Russell: I never decided that I didn’t want to remain a believer. I decided... between the ages of 15 and 18, I spent almost all my spare time thinking about Christian dogmas, and trying to find out whether there was any reason to believe them. And by the time I was 18, I’d discarded the last of them.

Q: Do you think that that gave you an extra strength in your life?

Russell: Oh, I don’t... no, I should’t have said so, neither extra strength nor the opposite. I mean, I was just engaged in the pursuit of knowledge.

Q: As you approach the end of life, do you have any fear of some kind of afterlife, or do you feel that that is just...

Russell: Oh, no, I think that’s nonsense.

Q: There is no afterlife?

Russell: None whatever.

Q: Do you have any fear of something that is common amongst atheists and agnostics, who have been atheists or agnostics all their lives, who are converted just before they die, to a form of religion?

Russell: Well, you know, it doesn’t happen nearly as often as religious people think it does. Because religious people, most of them, think that it’s a virtuous act to tell lies about the death beds of agnostics and such. As a matter of fact, it doesn’t happen very often.

1 comment:

Nathaniel Borenstein said...

I can hardly believe that I have the cojones to disagree with Bertrand Russell, but I have to disagree when he says "there can’t be a practical reason for believing what isn’t true."

Of course there can. If you believe a pile of comforting dogma, you can worry less (e.g. because you know you're going to heaven) and focus on other things and end up happier.

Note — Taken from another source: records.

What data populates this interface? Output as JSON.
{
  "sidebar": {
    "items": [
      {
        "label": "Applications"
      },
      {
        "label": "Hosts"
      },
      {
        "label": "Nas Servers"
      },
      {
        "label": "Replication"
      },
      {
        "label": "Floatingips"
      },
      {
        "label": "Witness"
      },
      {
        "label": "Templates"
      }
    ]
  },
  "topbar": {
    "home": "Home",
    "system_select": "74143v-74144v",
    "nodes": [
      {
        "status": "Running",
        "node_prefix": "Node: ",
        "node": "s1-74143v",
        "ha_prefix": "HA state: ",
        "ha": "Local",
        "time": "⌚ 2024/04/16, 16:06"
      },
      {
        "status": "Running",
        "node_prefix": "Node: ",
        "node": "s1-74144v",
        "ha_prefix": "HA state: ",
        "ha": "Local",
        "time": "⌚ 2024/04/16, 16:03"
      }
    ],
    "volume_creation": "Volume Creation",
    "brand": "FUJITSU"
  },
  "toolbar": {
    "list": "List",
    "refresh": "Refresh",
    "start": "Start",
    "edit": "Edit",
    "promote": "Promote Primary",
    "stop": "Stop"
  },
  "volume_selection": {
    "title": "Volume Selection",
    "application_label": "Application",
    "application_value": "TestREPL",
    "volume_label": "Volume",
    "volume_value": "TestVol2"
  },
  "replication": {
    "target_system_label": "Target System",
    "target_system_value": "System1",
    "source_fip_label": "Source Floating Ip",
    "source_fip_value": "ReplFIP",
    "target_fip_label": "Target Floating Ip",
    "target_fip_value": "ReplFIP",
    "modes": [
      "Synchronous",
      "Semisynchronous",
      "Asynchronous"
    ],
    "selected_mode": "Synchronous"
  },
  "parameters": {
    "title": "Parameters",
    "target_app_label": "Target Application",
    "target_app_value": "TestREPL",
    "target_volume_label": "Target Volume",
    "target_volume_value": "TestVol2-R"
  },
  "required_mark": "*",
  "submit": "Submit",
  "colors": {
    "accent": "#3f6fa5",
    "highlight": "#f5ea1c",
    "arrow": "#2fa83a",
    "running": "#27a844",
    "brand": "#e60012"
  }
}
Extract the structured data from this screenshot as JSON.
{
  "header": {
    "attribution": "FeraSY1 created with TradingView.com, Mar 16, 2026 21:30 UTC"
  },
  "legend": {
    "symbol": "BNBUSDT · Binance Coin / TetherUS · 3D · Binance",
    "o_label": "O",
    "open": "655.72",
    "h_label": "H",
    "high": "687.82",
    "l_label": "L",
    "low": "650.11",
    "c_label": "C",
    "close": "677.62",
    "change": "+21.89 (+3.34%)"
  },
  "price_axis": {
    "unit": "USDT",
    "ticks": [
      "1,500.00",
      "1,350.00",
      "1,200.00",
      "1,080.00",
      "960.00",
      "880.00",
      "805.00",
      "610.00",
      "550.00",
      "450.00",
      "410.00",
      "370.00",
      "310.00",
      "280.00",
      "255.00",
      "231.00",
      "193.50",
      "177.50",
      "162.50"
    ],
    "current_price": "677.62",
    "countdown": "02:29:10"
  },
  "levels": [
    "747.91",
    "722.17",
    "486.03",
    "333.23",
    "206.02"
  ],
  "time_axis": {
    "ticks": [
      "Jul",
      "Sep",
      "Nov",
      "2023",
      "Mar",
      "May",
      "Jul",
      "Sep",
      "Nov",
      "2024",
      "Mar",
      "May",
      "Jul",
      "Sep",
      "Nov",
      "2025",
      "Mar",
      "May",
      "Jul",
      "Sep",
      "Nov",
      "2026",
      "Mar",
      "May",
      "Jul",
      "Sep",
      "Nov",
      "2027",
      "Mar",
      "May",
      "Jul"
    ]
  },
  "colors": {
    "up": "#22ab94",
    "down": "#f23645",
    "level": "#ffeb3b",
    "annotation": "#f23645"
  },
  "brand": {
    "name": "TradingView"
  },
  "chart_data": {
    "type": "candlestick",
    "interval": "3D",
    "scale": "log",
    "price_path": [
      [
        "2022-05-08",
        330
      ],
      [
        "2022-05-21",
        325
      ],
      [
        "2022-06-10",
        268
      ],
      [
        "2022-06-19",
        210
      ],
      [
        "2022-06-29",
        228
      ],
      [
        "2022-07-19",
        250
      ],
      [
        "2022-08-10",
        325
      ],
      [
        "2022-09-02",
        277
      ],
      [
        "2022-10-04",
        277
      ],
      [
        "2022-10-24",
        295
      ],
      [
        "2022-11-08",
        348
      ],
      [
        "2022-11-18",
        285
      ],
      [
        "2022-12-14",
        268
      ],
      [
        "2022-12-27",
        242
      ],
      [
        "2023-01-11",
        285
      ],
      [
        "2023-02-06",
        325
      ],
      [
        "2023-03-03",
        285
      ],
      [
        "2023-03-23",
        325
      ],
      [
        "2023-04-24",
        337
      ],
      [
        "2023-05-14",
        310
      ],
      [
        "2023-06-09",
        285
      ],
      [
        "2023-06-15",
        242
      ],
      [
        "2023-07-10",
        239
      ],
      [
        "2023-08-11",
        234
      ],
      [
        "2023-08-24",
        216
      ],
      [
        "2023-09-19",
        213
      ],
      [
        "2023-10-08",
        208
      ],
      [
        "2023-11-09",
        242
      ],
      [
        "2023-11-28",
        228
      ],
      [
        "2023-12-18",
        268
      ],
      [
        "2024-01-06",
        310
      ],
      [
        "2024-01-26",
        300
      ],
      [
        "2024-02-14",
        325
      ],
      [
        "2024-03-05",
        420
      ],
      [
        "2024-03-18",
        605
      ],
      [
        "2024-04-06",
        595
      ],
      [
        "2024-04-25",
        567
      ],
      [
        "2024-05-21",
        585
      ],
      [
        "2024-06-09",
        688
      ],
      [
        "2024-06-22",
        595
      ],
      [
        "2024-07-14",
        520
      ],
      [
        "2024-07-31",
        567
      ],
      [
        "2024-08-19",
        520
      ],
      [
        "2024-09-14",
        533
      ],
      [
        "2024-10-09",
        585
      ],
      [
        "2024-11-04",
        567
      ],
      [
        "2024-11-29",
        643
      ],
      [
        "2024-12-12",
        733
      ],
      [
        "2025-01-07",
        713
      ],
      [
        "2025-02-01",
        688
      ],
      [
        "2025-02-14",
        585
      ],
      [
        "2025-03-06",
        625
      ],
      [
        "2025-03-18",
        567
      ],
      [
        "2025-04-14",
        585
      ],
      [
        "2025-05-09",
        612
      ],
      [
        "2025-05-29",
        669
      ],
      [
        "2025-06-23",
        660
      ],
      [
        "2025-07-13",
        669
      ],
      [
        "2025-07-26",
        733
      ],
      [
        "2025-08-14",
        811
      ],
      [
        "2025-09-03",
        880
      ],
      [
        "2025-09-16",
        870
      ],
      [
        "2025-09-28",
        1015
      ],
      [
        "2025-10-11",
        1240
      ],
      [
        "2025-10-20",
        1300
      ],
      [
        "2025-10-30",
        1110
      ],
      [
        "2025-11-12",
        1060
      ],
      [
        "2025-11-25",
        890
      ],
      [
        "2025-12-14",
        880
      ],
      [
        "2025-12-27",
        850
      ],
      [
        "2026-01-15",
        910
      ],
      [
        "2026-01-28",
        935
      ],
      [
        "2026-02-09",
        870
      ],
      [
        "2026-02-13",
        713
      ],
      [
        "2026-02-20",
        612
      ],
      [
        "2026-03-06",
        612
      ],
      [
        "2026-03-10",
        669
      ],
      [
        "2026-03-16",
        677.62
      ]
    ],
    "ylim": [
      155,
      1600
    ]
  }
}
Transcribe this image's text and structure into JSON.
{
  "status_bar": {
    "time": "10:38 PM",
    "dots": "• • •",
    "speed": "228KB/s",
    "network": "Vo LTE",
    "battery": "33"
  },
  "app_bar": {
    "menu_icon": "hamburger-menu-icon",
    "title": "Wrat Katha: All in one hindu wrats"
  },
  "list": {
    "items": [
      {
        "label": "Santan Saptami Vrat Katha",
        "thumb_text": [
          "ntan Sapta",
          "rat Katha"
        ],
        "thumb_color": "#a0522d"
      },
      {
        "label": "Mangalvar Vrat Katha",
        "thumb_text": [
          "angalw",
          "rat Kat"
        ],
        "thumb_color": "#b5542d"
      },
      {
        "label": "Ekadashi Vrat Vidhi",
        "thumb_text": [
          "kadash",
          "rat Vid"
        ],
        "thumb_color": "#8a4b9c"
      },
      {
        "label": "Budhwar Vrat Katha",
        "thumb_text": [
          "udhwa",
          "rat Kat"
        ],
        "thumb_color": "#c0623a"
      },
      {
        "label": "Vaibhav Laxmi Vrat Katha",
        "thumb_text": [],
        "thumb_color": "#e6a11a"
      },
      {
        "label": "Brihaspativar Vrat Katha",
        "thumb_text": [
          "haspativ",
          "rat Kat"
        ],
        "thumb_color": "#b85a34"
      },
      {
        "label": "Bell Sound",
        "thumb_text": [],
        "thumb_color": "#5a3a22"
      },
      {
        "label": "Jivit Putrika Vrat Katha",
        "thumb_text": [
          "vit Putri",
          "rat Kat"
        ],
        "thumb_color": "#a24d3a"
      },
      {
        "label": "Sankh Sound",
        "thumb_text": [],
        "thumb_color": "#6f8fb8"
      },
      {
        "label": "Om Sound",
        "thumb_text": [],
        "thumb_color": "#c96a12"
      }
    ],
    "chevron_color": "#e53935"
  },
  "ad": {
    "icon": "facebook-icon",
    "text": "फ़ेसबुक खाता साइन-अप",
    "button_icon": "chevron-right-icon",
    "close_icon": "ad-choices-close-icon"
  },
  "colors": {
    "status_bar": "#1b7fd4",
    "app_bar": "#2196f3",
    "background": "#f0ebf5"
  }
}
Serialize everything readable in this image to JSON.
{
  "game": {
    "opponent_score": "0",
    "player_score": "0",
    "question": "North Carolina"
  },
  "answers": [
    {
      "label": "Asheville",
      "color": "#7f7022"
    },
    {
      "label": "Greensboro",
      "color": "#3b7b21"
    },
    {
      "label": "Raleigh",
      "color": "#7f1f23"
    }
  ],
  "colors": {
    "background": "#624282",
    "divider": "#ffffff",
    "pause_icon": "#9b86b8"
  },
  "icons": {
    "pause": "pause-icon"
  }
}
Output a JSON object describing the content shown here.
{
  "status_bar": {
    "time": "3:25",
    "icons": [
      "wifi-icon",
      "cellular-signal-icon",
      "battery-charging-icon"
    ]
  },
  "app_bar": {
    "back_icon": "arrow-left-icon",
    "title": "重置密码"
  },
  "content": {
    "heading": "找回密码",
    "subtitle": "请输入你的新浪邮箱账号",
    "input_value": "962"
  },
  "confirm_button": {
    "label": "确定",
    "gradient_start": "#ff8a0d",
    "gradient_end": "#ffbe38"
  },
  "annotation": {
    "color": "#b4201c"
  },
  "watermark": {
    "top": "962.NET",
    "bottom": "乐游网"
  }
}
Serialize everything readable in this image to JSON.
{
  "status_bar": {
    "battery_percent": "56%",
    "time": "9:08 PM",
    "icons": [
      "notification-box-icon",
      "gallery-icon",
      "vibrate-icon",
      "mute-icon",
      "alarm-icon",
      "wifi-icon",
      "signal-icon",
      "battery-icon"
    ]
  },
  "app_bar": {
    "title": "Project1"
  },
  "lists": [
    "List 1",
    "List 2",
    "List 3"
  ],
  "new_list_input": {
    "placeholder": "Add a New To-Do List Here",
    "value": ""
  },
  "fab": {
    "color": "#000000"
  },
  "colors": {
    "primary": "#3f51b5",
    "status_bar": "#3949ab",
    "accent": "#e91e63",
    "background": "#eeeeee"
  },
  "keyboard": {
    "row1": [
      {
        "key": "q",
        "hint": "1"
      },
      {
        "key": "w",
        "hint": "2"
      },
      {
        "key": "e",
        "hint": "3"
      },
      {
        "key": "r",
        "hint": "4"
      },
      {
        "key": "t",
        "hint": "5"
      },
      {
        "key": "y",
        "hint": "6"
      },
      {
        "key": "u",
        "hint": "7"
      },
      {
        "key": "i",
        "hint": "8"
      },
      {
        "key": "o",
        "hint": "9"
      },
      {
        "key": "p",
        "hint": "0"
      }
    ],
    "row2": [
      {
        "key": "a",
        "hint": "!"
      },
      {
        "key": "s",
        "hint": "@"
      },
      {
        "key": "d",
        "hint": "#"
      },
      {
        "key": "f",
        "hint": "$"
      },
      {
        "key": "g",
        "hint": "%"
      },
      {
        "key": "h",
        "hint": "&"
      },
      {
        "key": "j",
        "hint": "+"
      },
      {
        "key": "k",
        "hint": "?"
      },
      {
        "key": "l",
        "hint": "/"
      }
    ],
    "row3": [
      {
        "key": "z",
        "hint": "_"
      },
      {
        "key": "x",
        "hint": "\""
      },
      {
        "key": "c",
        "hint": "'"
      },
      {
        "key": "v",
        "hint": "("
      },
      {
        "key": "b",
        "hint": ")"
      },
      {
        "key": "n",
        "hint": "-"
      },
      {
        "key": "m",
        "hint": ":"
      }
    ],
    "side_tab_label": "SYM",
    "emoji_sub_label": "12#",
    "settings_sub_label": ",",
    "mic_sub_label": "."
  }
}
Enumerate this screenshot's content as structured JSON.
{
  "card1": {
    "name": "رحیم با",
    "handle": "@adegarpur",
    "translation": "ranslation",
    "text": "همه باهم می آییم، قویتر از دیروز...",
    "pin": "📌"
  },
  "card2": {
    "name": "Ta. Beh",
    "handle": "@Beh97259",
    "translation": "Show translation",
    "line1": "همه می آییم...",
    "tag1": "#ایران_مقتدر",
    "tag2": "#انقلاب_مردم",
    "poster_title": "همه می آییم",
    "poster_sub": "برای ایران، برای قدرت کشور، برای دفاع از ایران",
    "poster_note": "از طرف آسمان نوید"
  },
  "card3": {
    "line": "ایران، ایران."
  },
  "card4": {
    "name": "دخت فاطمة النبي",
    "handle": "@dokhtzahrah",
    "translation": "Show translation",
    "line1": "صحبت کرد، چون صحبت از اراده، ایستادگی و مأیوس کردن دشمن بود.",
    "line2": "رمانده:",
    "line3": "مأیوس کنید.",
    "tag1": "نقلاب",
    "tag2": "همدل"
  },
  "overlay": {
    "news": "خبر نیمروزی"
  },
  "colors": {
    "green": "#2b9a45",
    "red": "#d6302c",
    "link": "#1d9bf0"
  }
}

I'm not a believer at all, but I believe that religion evolved for a good reason, which is that it comforts people (with pretty lies) and frees up their mental energies for the business of life. Study after study (mostly post-Russell) show that religious people are happier and live longer. That doesn't make them right, but it does mean that there is probably "a practical reason for believing what isn’t true." If he had said "logical" instead of "practical" I'd have no beef with him. (Which is good, since he was, and I am, strictly vegetarian.